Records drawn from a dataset
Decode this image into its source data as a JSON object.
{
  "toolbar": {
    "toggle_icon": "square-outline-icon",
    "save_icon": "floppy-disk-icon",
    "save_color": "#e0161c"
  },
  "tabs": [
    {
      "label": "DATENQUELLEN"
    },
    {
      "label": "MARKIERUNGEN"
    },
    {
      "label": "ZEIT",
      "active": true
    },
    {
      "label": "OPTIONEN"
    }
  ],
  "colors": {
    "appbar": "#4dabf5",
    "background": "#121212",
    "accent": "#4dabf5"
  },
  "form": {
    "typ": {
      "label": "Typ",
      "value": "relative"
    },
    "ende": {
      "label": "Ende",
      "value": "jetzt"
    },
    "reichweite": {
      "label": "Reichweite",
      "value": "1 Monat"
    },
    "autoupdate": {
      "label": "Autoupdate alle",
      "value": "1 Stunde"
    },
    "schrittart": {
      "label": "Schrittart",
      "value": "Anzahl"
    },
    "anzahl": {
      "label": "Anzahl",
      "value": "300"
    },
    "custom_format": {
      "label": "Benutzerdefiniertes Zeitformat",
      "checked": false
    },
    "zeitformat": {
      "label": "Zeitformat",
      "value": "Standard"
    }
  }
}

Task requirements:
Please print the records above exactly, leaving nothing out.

Completed exercise:
Decode this image into its source data as a JSON object.
{
  "toolbar": {
    "toggle_icon": "square-outline-icon",
    "save_icon": "floppy-disk-icon",
    "save_color": "#e0161c"
  },
  "tabs": [
    {
      "label": "DATENQUELLEN"
    },
    {
      "label": "MARKIERUNGEN"
    },
    {
      "label": "ZEIT",
      "active": true
    },
    {
      "label": "OPTIONEN"
    }
  ],
  "colors": {
    "appbar": "#4dabf5",
    "background": "#121212",
    "accent": "#4dabf5"
  },
  "form": {
    "typ": {
      "label": "Typ",
      "value": "relative"
    },
    "ende": {
      "label": "Ende",
      "value": "jetzt"
    },
    "reichweite": {
      "label": "Reichweite",
      "value": "1 Monat"
    },
    "autoupdate": {
      "label": "Autoupdate alle",
      "value": "1 Stunde"
    },
    "schrittart": {
      "label": "Schrittart",
      "value": "Anzahl"
    },
    "anzahl": {
      "label": "Anzahl",
      "value": "300"
    },
    "custom_format": {
      "label": "Benutzerdefiniertes Zeitformat",
      "checked": false
    },
    "zeitformat": {
      "label": "Zeitformat",
      "value": "Standard"
    }
  }
}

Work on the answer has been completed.